* [DATA EXCERPTS]:
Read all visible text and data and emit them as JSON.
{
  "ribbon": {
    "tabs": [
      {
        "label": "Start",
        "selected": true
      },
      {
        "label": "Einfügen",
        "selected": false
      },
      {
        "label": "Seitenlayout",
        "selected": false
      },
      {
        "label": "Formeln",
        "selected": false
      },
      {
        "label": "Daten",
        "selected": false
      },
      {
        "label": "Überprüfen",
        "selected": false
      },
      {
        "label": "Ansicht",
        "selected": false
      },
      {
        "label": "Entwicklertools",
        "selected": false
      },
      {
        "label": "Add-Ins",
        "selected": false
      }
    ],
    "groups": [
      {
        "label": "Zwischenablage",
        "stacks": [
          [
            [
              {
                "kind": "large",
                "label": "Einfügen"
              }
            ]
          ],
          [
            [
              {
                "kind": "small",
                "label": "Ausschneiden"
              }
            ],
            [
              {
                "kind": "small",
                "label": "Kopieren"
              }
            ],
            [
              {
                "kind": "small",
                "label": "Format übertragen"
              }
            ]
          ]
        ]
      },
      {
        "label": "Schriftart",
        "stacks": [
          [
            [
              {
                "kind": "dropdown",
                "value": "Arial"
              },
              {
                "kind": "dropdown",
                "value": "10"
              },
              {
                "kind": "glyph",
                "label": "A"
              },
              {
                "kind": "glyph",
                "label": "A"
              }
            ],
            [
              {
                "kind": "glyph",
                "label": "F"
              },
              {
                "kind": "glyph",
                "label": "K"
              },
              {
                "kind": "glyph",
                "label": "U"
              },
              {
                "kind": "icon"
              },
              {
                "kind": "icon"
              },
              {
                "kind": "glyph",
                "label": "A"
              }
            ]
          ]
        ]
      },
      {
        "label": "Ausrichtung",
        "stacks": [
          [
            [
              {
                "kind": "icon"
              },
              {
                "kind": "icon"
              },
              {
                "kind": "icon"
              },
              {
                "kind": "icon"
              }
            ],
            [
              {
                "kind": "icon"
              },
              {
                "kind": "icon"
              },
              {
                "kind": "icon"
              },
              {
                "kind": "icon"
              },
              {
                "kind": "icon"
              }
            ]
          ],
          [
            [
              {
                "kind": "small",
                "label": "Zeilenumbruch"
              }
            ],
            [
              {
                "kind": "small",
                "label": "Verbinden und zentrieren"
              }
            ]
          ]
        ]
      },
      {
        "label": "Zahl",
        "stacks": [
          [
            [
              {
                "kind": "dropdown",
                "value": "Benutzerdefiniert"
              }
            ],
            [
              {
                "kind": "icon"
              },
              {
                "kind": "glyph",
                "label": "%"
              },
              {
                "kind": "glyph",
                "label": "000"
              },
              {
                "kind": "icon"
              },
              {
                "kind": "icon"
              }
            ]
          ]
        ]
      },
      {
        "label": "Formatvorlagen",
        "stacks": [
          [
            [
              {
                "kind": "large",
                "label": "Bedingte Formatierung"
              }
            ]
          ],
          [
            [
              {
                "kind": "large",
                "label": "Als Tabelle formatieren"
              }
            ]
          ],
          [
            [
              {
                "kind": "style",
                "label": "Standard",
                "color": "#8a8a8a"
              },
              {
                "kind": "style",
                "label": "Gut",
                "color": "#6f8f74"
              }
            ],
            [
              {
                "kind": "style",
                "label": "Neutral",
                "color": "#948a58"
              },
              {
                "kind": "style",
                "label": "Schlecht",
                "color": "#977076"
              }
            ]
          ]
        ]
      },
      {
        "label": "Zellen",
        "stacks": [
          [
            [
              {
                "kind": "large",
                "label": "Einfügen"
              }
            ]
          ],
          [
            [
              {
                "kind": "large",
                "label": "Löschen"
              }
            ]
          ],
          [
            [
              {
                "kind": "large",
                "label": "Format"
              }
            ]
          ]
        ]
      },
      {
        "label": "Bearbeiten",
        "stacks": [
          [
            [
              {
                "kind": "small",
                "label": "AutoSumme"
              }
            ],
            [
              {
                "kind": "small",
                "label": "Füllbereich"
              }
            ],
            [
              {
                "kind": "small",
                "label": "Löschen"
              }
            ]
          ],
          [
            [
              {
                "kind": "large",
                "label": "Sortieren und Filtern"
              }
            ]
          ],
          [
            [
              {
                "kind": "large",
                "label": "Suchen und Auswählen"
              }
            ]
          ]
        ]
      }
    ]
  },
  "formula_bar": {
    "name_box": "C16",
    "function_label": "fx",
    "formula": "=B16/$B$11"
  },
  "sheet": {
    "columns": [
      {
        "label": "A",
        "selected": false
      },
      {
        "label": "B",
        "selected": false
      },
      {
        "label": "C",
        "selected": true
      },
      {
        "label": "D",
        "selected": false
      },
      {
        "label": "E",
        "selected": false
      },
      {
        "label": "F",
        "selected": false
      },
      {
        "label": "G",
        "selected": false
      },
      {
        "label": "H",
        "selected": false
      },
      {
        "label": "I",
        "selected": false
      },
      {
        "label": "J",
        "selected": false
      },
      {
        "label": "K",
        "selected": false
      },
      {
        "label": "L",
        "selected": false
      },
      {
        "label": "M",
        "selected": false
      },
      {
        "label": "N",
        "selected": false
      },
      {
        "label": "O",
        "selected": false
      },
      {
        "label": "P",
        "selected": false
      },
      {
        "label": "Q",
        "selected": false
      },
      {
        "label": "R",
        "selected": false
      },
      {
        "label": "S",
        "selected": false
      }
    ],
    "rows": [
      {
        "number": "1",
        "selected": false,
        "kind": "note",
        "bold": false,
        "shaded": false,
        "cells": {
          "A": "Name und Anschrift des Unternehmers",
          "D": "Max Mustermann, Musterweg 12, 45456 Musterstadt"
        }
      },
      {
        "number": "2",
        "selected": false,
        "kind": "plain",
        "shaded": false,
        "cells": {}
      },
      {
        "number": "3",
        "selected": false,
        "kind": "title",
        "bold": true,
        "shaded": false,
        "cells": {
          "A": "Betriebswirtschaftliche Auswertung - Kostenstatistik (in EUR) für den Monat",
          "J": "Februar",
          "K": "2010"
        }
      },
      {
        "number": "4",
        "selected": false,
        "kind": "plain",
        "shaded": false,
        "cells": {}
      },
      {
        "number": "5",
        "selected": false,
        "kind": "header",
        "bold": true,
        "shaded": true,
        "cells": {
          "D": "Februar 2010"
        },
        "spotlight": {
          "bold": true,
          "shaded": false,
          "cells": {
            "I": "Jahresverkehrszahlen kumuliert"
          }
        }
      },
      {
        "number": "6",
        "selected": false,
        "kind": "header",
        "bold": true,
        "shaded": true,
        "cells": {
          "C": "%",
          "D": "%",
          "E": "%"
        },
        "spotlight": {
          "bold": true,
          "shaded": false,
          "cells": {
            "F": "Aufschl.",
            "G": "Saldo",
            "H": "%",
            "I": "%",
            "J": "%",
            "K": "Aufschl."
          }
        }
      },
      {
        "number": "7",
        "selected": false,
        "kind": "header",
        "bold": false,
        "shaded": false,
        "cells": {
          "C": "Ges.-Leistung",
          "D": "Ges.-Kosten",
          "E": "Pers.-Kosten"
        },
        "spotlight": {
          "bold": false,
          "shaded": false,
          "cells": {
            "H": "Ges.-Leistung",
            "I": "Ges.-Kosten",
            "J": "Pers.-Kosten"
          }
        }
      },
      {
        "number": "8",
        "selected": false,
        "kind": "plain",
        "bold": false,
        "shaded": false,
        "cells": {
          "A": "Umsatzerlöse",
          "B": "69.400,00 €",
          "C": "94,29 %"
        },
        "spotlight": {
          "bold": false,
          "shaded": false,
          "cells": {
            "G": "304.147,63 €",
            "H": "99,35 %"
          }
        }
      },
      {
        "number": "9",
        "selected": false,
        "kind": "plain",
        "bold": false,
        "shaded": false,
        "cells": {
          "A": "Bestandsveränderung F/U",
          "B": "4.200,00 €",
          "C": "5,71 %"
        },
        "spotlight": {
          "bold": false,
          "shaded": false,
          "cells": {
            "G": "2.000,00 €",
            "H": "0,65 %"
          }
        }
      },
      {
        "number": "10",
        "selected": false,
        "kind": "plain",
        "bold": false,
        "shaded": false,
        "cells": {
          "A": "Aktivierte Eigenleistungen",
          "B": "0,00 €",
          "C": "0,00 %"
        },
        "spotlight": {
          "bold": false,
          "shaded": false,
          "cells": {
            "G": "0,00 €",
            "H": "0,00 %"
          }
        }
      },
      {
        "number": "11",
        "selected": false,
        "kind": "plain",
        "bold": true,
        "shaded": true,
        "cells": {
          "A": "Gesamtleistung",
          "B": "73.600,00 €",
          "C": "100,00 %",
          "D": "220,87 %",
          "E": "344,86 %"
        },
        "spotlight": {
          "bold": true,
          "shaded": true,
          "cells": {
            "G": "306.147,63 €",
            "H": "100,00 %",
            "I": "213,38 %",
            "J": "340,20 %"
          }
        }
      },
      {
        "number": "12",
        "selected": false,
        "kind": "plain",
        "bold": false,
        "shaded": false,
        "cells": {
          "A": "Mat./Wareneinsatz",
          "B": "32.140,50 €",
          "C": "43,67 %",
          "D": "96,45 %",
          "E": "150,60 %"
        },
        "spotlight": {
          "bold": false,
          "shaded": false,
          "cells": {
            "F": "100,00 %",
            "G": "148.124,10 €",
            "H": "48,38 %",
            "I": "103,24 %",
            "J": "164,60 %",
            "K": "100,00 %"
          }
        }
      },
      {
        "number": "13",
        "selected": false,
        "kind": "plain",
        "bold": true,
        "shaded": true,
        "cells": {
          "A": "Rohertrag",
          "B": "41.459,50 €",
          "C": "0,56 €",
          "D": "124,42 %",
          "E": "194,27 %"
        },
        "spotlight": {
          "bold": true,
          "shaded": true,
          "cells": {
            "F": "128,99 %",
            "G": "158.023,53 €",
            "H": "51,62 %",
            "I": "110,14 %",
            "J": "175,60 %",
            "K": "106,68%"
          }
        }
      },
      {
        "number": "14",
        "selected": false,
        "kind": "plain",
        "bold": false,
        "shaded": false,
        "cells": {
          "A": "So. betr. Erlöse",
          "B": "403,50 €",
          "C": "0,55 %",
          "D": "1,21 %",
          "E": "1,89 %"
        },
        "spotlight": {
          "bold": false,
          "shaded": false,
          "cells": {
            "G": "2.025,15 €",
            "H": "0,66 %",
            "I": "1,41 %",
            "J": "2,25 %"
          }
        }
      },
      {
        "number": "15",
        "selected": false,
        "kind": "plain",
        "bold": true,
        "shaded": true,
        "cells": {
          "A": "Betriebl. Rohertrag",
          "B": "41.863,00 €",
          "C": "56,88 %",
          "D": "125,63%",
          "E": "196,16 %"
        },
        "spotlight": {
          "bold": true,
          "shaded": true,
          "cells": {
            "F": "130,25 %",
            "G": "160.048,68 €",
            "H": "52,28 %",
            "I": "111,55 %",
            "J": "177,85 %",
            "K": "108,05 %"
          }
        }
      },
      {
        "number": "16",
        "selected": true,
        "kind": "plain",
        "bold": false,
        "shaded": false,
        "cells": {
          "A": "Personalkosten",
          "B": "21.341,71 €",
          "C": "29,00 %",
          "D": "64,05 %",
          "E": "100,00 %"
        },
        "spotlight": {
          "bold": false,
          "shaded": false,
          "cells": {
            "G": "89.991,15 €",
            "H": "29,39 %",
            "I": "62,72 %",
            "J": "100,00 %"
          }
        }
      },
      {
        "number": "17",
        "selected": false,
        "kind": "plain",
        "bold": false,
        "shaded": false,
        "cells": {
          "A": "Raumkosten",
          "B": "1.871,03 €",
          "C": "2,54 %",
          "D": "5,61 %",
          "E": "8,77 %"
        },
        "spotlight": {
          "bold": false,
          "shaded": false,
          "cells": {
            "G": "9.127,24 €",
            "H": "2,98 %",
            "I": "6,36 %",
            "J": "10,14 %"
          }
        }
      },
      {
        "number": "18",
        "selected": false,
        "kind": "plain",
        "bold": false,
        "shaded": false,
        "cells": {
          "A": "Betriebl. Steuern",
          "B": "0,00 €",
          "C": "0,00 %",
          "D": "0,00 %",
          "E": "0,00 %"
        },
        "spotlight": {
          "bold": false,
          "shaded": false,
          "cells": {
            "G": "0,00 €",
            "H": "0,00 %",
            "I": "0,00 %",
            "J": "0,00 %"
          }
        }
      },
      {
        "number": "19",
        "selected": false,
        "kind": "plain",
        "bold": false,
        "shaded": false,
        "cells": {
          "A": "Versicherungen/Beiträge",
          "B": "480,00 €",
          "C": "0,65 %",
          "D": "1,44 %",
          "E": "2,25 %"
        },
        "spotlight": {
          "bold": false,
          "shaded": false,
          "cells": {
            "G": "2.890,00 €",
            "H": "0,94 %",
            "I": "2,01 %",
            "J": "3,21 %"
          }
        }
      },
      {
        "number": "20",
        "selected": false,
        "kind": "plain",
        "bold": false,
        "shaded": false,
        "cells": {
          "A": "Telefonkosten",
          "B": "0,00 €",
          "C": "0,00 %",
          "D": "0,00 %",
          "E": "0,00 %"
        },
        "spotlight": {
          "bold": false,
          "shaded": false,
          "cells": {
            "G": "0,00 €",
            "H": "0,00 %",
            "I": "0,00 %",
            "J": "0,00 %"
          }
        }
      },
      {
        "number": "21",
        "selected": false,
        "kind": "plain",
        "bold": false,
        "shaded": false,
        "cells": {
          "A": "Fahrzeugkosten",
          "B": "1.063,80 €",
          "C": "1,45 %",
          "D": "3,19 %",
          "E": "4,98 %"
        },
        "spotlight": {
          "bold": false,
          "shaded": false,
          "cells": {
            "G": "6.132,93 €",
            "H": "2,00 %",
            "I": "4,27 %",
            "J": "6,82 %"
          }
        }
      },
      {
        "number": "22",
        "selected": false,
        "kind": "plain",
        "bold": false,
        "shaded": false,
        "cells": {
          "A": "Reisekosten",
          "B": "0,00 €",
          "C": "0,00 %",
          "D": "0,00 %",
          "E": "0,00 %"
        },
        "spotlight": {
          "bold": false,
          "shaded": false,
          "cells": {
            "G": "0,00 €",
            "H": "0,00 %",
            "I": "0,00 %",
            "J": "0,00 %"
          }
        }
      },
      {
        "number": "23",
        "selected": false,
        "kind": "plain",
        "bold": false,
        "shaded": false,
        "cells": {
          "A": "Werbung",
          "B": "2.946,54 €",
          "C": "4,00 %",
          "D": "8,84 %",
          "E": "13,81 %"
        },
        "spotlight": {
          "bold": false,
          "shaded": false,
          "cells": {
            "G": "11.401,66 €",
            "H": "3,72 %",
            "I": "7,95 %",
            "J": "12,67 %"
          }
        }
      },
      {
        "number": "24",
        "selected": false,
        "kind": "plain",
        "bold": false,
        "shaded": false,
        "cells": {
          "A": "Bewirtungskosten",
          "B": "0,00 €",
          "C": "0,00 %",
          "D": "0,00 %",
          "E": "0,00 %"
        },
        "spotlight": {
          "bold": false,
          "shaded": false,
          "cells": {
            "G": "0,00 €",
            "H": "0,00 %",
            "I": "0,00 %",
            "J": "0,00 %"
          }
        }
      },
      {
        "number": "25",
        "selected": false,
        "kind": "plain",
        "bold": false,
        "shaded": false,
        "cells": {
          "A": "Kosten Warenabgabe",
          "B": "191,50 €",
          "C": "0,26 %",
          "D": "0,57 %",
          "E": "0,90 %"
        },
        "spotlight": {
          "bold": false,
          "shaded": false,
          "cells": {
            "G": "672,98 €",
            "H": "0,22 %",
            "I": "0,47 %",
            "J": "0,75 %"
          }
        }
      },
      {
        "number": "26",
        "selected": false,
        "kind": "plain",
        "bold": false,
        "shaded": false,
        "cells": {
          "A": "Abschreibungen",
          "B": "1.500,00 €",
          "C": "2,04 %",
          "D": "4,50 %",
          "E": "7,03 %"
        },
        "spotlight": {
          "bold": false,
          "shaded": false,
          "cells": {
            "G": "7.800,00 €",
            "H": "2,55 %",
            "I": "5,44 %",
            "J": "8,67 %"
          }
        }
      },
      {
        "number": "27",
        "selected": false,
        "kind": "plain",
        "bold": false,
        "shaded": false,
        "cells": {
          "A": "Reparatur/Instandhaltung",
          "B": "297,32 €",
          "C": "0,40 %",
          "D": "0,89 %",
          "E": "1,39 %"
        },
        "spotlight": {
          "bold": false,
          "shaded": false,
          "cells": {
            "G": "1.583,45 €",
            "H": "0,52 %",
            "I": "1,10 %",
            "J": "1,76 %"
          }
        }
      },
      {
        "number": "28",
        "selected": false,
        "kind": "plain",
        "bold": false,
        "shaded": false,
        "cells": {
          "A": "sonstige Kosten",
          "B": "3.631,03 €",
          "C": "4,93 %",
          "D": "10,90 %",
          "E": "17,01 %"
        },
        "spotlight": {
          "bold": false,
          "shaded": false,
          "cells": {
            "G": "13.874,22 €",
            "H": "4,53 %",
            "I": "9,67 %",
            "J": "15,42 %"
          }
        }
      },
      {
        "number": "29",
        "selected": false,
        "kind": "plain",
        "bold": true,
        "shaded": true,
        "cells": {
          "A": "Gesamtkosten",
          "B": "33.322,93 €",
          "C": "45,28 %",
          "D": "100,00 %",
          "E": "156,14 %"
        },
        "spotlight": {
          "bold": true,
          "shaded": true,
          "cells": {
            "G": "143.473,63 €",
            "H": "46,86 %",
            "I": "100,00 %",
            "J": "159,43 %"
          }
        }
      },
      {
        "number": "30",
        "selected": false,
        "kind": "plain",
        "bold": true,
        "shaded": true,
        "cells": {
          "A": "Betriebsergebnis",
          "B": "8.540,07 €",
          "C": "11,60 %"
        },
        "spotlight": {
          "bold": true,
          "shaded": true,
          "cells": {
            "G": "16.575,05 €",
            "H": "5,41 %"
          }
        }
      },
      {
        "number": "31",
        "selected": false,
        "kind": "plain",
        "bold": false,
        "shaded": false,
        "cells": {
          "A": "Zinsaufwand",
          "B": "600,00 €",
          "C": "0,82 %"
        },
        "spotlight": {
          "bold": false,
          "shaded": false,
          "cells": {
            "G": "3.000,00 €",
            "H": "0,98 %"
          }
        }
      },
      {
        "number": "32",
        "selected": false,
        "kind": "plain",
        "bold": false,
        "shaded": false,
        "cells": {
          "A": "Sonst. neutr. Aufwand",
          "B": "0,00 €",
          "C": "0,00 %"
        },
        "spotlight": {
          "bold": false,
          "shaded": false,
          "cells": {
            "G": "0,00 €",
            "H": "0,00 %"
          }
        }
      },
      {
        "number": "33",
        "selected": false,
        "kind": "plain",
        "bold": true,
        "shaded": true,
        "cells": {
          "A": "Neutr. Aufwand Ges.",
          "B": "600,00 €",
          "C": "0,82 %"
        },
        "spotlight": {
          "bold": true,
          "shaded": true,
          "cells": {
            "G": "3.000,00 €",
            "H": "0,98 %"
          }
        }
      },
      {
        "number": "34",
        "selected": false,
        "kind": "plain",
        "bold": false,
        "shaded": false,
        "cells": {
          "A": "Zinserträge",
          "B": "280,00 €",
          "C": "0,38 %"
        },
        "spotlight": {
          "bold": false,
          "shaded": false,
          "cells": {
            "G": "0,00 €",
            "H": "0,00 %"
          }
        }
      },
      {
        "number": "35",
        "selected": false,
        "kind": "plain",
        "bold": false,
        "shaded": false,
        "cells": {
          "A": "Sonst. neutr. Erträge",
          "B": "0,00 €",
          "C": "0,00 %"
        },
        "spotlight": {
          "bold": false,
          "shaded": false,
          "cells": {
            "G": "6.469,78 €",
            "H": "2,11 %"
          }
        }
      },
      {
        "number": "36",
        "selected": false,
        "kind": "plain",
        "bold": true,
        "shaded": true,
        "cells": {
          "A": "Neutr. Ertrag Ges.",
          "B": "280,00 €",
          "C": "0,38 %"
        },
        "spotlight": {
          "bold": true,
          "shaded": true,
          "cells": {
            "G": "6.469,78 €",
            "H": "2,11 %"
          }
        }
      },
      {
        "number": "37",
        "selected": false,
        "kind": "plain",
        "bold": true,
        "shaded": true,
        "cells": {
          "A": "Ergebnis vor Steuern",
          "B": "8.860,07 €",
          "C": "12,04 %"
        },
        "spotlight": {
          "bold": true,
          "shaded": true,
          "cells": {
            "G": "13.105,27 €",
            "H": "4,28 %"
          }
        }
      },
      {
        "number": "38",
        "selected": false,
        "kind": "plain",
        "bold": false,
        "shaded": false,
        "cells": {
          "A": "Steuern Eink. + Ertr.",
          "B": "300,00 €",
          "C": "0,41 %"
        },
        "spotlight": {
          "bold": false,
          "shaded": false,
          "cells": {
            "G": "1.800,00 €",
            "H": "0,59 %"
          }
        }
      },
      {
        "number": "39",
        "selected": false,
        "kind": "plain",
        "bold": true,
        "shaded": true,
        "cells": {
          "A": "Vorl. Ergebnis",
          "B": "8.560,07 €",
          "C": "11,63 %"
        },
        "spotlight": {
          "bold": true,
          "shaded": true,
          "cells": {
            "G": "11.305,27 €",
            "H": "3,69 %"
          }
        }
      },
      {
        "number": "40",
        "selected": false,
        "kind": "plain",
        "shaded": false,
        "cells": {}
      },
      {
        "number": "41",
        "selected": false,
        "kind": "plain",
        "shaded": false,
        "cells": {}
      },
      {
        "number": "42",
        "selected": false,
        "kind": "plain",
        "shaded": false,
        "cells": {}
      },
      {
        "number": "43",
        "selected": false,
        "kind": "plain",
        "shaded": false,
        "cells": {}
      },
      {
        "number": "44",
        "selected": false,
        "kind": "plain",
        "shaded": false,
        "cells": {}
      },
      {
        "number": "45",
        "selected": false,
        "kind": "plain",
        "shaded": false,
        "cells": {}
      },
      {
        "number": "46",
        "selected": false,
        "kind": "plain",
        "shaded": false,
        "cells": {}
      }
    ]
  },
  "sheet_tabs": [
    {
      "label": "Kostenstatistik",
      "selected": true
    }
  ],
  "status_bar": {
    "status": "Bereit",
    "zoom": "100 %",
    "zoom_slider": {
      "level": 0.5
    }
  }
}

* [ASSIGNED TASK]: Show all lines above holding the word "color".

* [SOLUTION TO THE PROBLEM]:
                "color": "#8a8a8a"
                "color": "#6f8f74"
                "color": "#948a58"
                "color": "#977076"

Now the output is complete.